[Interface dataset entries]

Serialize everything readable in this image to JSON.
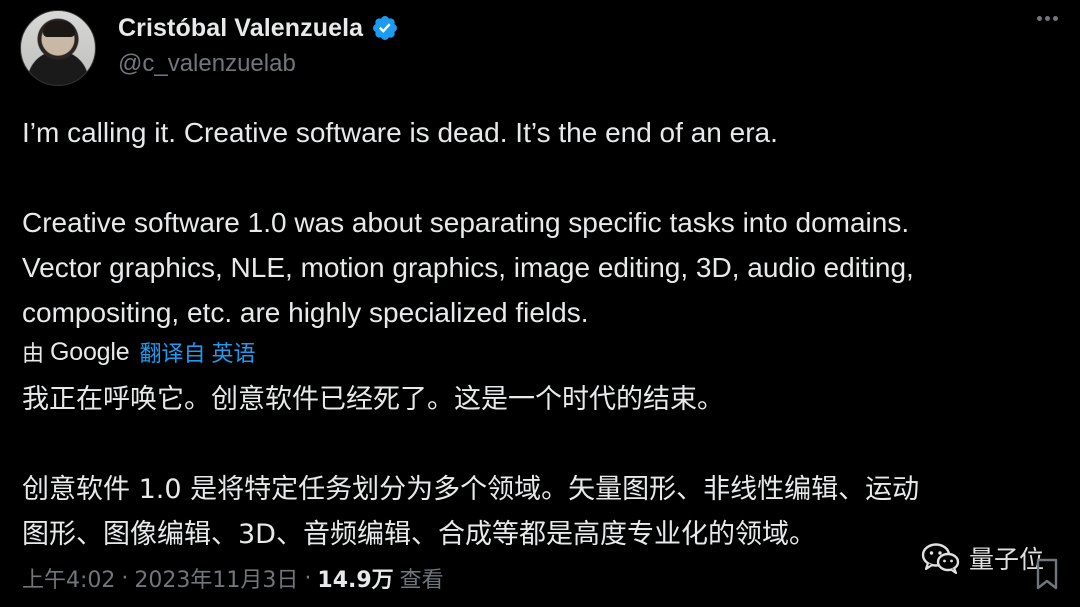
{
  "author": {
    "name": "Cristóbal Valenzuela",
    "handle": "@c_valenzuelab",
    "verified": true
  },
  "tweet": {
    "line1": "I’m calling it. Creative software is dead. It’s the end of an era.",
    "line2": "Creative software 1.0 was about separating specific tasks into domains.",
    "line3": "Vector graphics, NLE, motion graphics, image editing, 3D, audio editing,",
    "line4": "compositing, etc. are highly specialized fields."
  },
  "translation_bar": {
    "by": "由",
    "provider": "Google",
    "translated_from": "翻译自 英语"
  },
  "translation": {
    "line1": "我正在呼唤它。创意软件已经死了。这是一个时代的结束。",
    "line2": "创意软件 1.0 是将特定任务划分为多个领域。矢量图形、非线性编辑、运动",
    "line3": "图形、图像编辑、3D、音频编辑、合成等都是高度专业化的领域。"
  },
  "meta": {
    "time": "上午4:02",
    "separator": "·",
    "date": "2023年11月3日",
    "views_count": "14.9万",
    "views_label": "查看"
  },
  "watermark": {
    "text": "量子位"
  },
  "colors": {
    "background": "#000000",
    "text": "#e7e9ea",
    "muted": "#71767b",
    "accent": "#1d9bf0"
  },
  "icons": [
    "verified-badge-icon",
    "more-icon",
    "bookmark-icon",
    "wechat-icon"
  ]
}
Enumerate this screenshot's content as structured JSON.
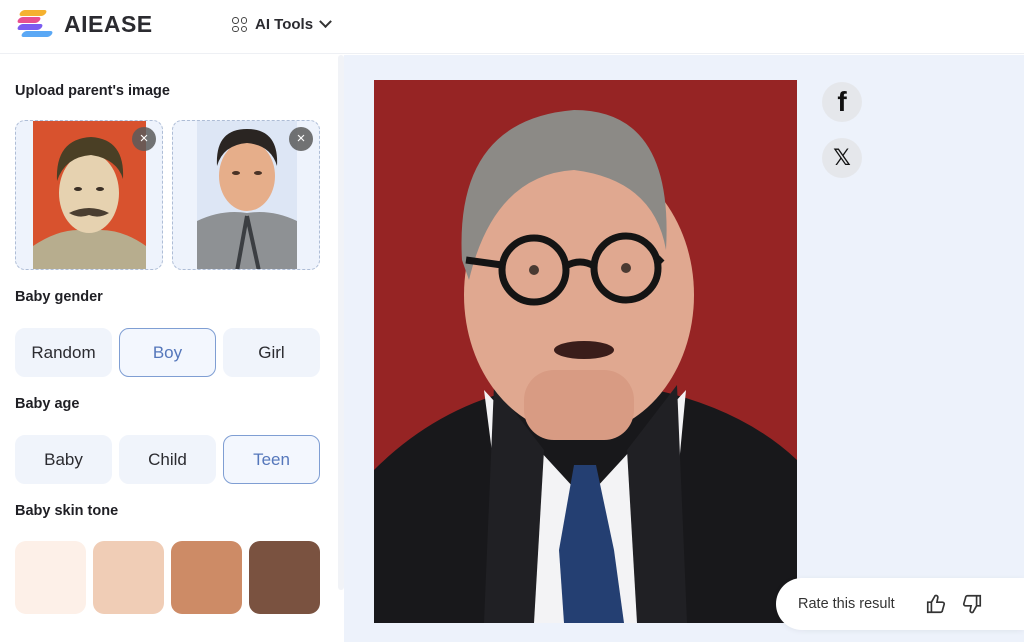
{
  "header": {
    "brand": "AIEASE",
    "logo_colors": [
      "#f5b130",
      "#e8508f",
      "#7b5cf0",
      "#5aa8f5"
    ],
    "tools_menu": {
      "label": "AI Tools",
      "icon": "grid-icon",
      "caret": "chevron-down-icon"
    }
  },
  "sidebar": {
    "upload_title": "Upload parent's image",
    "parents": [
      {
        "name": "parent-image-1",
        "bg": "#d8522e",
        "remove_icon": "×"
      },
      {
        "name": "parent-image-2",
        "bg": "#dde6f5",
        "remove_icon": "×"
      }
    ],
    "gender": {
      "title": "Baby gender",
      "options": [
        "Random",
        "Boy",
        "Girl"
      ],
      "selected": "Boy"
    },
    "age": {
      "title": "Baby age",
      "options": [
        "Baby",
        "Child",
        "Teen"
      ],
      "selected": "Teen"
    },
    "skin_tone": {
      "title": "Baby skin tone",
      "swatches": [
        "#fdf0e8",
        "#f0cdb6",
        "#cd8b66",
        "#7a5240"
      ]
    }
  },
  "result": {
    "background": "#962424",
    "share": [
      {
        "name": "facebook",
        "glyph": "f"
      },
      {
        "name": "x",
        "glyph": "𝕏"
      }
    ],
    "rating": {
      "label": "Rate this result",
      "up": "thumbs-up-icon",
      "down": "thumbs-down-icon"
    }
  },
  "colors": {
    "accent": "#5577bb",
    "accent_border": "#7f9ed3",
    "panel_bg": "#edf2fb"
  }
}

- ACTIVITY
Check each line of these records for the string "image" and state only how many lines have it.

- WRITTEN REPLY
5